Posted by
1568 posts

We visited 8 countries and the only place we ran into non-English speaking people were in Czech Republic...although some did. And of course Paris...I think they did speak English but would not.

Posted by
8293 posts

Why do some people persist in the belief that all Parisians CAN speak English but out of sheer cussedness refuse to do so?

Posted by
10344 posts

Good question, Norma. Do you think it has something to do with a combination of fascination with Paris and Parisians but at the same time resentment, by some English speakers, that Paris persistently continues to be one of the few major destinations in Europe where English-only doesn't get the desired results?

Posted by
448 posts

...suppose i should do a PM to Norma...but ALL Parisiens Do Not speak English!!! My mother in law can say " no problem" and "it's beautiful"..but i sure wouldn't ask her for directions to the Louvre...She might walk with you to the Metro and help buy the ticket...just because she's nice, not that she was refusing to speak English...

Posted by
448 posts

and as usual i misunderstand...what Norma said. I'm from NewEngland, the homeland of cussedness..We don't get to hear that word very often...

Posted by
18373 posts

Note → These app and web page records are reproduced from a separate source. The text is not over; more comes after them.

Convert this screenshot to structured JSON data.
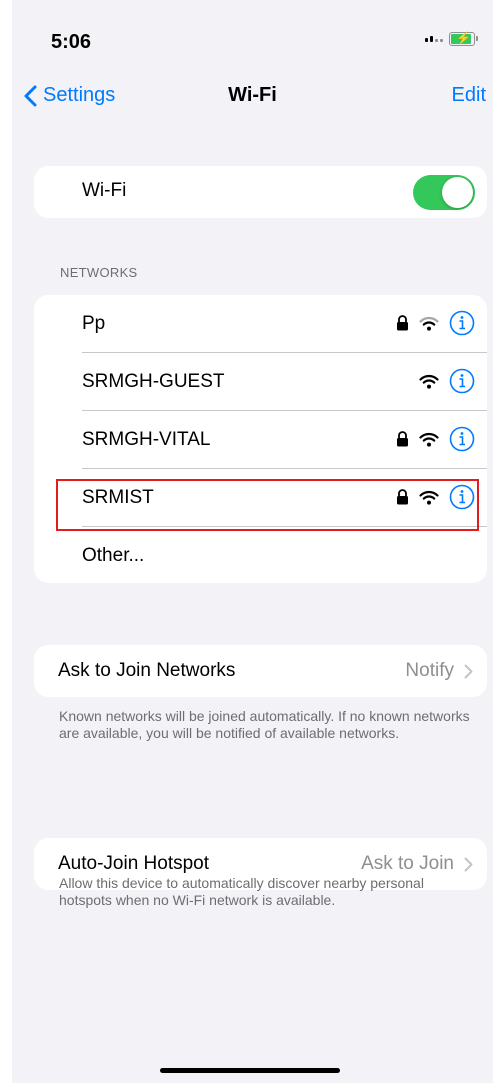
{
  "status_bar": {
    "time": "5:06"
  },
  "nav": {
    "back_label": "Settings",
    "title": "Wi-Fi",
    "edit_label": "Edit"
  },
  "wifi": {
    "label": "Wi-Fi",
    "enabled": true
  },
  "networks_header": "NETWORKS",
  "networks": [
    {
      "name": "Pp",
      "secured": true,
      "icons": [
        "lock-icon",
        "wifi-signal-icon",
        "info-icon"
      ]
    },
    {
      "name": "SRMGH-GUEST",
      "secured": false,
      "icons": [
        "wifi-signal-icon",
        "info-icon"
      ]
    },
    {
      "name": "SRMGH-VITAL",
      "secured": true,
      "icons": [
        "lock-icon",
        "wifi-signal-icon",
        "info-icon"
      ]
    },
    {
      "name": "SRMIST",
      "secured": true,
      "icons": [
        "lock-icon",
        "wifi-signal-icon",
        "info-icon"
      ],
      "highlighted": true
    },
    {
      "name": "Other..."
    }
  ],
  "ask_to_join": {
    "label": "Ask to Join Networks",
    "value": "Notify",
    "note": "Known networks will be joined automatically. If no known networks are available, you will be notified of available networks."
  },
  "auto_join_hotspot": {
    "label": "Auto-Join Hotspot",
    "value": "Ask to Join",
    "note": "Allow this device to automatically discover nearby personal hotspots when no Wi-Fi network is available."
  },
  "colors": {
    "accent": "#007aff",
    "toggle_on": "#34c759",
    "highlight": "#e31d1d",
    "background": "#f2f2f7"
  }
}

I have another "take" on why Parisians (French in general) refuse to speak English to us, even if they can. This was explained to me by a summer intern where I worked, who was from Bordeaux.

In France, one is expected to speak perfect French, and will be ridiculed by his peers if he doesn't. So, the French project their cultural paradigm onto us, and are thus reluctant to speak their less than perfect English, least they be ridiculed.

Posted by
10344 posts

Lee's explanation is exactly what I have read and been told.

Posted by
8293 posts

Lee and Kent; That's a pretty convoluted explanation of the so-called reluctance of French people to speak English. Another explanation is that manhy are unilingual as are many of us. Let's not be like the cartoonish British tourist of old, who when he went to "Bloody Abroad", could not believe that the French did not understand or speak English, and so spoke in a VERY LOUD VOICE.

Posted by
115 posts

I was in So.Germany/Alps and found in cities english was better, younger people liked to speak it (priactice?) and in hotels especially they all had working knowledge of it...it is amazing how much you can get across with your hands and just drawing something also. Keep a pen and notebook on hand. We drove thru there and the best gift we ever had was a GPS system for the car...just get a chip for Europe....when it came to directions..it was a god send. (it gives you the most direct route...but it DID send us down a dirt path that was a bit too narrow once...so use sense also-it saved us from a lot of wasted time) Cities definitely have better language skills.

My husband had trouble in Latvia tho. ...but that is a country just recently opened to visitors, so other countries that are just started to learn new languages would be harder and is to be expected.

Posted by
41 posts

I've been to Warnemunde and a lot of the people there speak English. It's a port town and they're used to the cruise ships coming in there. It's actually a really cute little town and worth spending a few hours checking out before you move on to Berlin.

Posted by
11975 posts

Since you're from Utah, you probably won't have much problem. I was once in Hamburg and had to translate for some people with a thick Houston accent who were asking for directions.

As you go North and East there are less tourists. Even the Germans who have learned English don't get to practice as often. The former East Germans have studied English but many speak Russian better than English.

Even though English may not be as universal in Warnemunde, you will get by.

Posted by
27 posts

Hi Sharon:

If you go to Berlin you will have no problems, if you ask in German if they speak English, they might say a little bit & you will get along. Other idea you can attend a Toastmasters Club in Berlin, They have 2 clubs in English & you will be able to meet Germans who speak english, good way to meet the locals. Two years ago I attended their evening meeting & afterwards we went to a Pub & we had a nice time. Please do not hesitate to contact me if you want more information about Berlin Toastmasters.

Pilar
Toronto ON Canada